:: Records to use

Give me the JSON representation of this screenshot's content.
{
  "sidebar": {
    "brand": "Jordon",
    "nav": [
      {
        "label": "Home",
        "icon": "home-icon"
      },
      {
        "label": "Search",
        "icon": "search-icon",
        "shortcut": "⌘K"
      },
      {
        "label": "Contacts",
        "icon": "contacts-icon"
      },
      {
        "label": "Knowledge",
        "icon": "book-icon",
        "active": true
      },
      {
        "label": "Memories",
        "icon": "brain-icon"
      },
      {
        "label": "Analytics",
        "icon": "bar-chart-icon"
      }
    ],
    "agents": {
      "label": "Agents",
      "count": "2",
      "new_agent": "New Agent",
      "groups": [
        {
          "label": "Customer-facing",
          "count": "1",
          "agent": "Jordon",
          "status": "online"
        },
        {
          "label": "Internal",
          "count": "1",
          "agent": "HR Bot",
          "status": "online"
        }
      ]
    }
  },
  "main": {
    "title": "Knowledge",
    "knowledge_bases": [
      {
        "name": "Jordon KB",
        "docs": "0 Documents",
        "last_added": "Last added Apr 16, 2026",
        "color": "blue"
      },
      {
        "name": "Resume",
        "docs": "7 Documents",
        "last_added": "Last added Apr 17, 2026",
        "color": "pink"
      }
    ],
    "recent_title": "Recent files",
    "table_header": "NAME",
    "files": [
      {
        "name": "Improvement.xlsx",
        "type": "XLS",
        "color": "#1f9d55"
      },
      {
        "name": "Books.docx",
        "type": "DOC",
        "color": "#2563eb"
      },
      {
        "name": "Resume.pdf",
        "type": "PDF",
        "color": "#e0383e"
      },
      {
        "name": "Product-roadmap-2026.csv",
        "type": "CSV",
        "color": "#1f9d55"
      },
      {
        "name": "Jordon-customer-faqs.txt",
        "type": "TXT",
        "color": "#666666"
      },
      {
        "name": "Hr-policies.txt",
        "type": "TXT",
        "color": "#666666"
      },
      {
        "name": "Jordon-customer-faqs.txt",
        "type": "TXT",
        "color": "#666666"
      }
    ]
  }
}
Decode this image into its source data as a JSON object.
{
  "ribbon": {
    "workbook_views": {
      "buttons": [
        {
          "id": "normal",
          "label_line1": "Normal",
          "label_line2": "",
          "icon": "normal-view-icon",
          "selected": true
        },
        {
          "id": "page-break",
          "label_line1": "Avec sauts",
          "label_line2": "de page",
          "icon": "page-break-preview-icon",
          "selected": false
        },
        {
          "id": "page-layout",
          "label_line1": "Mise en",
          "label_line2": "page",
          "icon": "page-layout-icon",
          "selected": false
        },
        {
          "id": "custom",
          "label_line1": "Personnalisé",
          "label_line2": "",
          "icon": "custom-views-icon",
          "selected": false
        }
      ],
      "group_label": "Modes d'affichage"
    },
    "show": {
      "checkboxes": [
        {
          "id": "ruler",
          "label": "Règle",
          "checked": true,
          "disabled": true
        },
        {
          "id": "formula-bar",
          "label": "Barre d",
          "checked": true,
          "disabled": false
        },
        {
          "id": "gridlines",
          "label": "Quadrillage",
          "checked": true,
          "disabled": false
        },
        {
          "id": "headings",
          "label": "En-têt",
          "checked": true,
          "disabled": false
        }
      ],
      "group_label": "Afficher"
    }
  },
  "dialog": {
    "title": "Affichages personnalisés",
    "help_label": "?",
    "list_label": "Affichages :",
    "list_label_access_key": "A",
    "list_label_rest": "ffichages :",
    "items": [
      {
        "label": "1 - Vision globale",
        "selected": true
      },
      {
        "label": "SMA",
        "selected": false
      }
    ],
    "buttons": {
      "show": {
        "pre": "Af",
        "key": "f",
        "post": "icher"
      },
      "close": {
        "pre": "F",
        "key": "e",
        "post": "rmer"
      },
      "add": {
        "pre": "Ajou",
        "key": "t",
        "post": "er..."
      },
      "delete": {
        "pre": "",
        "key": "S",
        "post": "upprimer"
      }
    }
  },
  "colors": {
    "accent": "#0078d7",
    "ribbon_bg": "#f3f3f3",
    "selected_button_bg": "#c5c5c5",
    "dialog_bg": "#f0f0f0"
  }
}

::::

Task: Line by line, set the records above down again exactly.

Exercise result:
Give me the JSON representation of this screenshot's content.
{
  "sidebar": {
    "brand": "Jordon",
    "nav": [
      {
        "label": "Home",
        "icon": "home-icon"
      },
      {
        "label": "Search",
        "icon": "search-icon",
        "shortcut": "⌘K"
      },
      {
        "label": "Contacts",
        "icon": "contacts-icon"
      },
      {
        "label": "Knowledge",
        "icon": "book-icon",
        "active": true
      },
      {
        "label": "Memories",
        "icon": "brain-icon"
      },
      {
        "label": "Analytics",
        "icon": "bar-chart-icon"
      }
    ],
    "agents": {
      "label": "Agents",
      "count": "2",
      "new_agent": "New Agent",
      "groups": [
        {
          "label": "Customer-facing",
          "count": "1",
          "agent": "Jordon",
          "status": "online"
        },
        {
          "label": "Internal",
          "count": "1",
          "agent": "HR Bot",
          "status": "online"
        }
      ]
    }
  },
  "main": {
    "title": "Knowledge",
    "knowledge_bases": [
      {
        "name": "Jordon KB",
        "docs": "0 Documents",
        "last_added": "Last added Apr 16, 2026",
        "color": "blue"
      },
      {
        "name": "Resume",
        "docs": "7 Documents",
        "last_added": "Last added Apr 17, 2026",
        "color": "pink"
      }
    ],
    "recent_title": "Recent files",
    "table_header": "NAME",
    "files": [
      {
        "name": "Improvement.xlsx",
        "type": "XLS",
        "color": "#1f9d55"
      },
      {
        "name": "Books.docx",
        "type": "DOC",
        "color": "#2563eb"
      },
      {
        "name": "Resume.pdf",
        "type": "PDF",
        "color": "#e0383e"
      },
      {
        "name": "Product-roadmap-2026.csv",
        "type": "CSV",
        "color": "#1f9d55"
      },
      {
        "name": "Jordon-customer-faqs.txt",
        "type": "TXT",
        "color": "#666666"
      },
      {
        "name": "Hr-policies.txt",
        "type": "TXT",
        "color": "#666666"
      },
      {
        "name": "Jordon-customer-faqs.txt",
        "type": "TXT",
        "color": "#666666"
      }
    ]
  }
}
Decode this image into its source data as a JSON object.
{
  "ribbon": {
    "workbook_views": {
      "buttons": [
        {
          "id": "normal",
          "label_line1": "Normal",
          "label_line2": "",
          "icon": "normal-view-icon",
          "selected": true
        },
        {
          "id": "page-break",
          "label_line1": "Avec sauts",
          "label_line2": "de page",
          "icon": "page-break-preview-icon",
          "selected": false
        },
        {
          "id": "page-layout",
          "label_line1": "Mise en",
          "label_line2": "page",
          "icon": "page-layout-icon",
          "selected": false
        },
        {
          "id": "custom",
          "label_line1": "Personnalisé",
          "label_line2": "",
          "icon": "custom-views-icon",
          "selected": false
        }
      ],
      "group_label": "Modes d'affichage"
    },
    "show": {
      "checkboxes": [
        {
          "id": "ruler",
          "label": "Règle",
          "checked": true,
          "disabled": true
        },
        {
          "id": "formula-bar",
          "label": "Barre d",
          "checked": true,
          "disabled": false
        },
        {
          "id": "gridlines",
          "label": "Quadrillage",
          "checked": true,
          "disabled": false
        },
        {
          "id": "headings",
          "label": "En-têt",
          "checked": true,
          "disabled": false
        }
      ],
      "group_label": "Afficher"
    }
  },
  "dialog": {
    "title": "Affichages personnalisés",
    "help_label": "?",
    "list_label": "Affichages :",
    "list_label_access_key": "A",
    "list_label_rest": "ffichages :",
    "items": [
      {
        "label": "1 - Vision globale",
        "selected": true
      },
      {
        "label": "SMA",
        "selected": false
      }
    ],
    "buttons": {
      "show": {
        "pre": "Af",
        "key": "f",
        "post": "icher"
      },
      "close": {
        "pre": "F",
        "key": "e",
        "post": "rmer"
      },
      "add": {
        "pre": "Ajou",
        "key": "t",
        "post": "er..."
      },
      "delete": {
        "pre": "",
        "key": "S",
        "post": "upprimer"
      }
    }
  },
  "colors": {
    "accent": "#0078d7",
    "ribbon_bg": "#f3f3f3",
    "selected_button_bg": "#c5c5c5",
    "dialog_bg": "#f0f0f0"
  }
}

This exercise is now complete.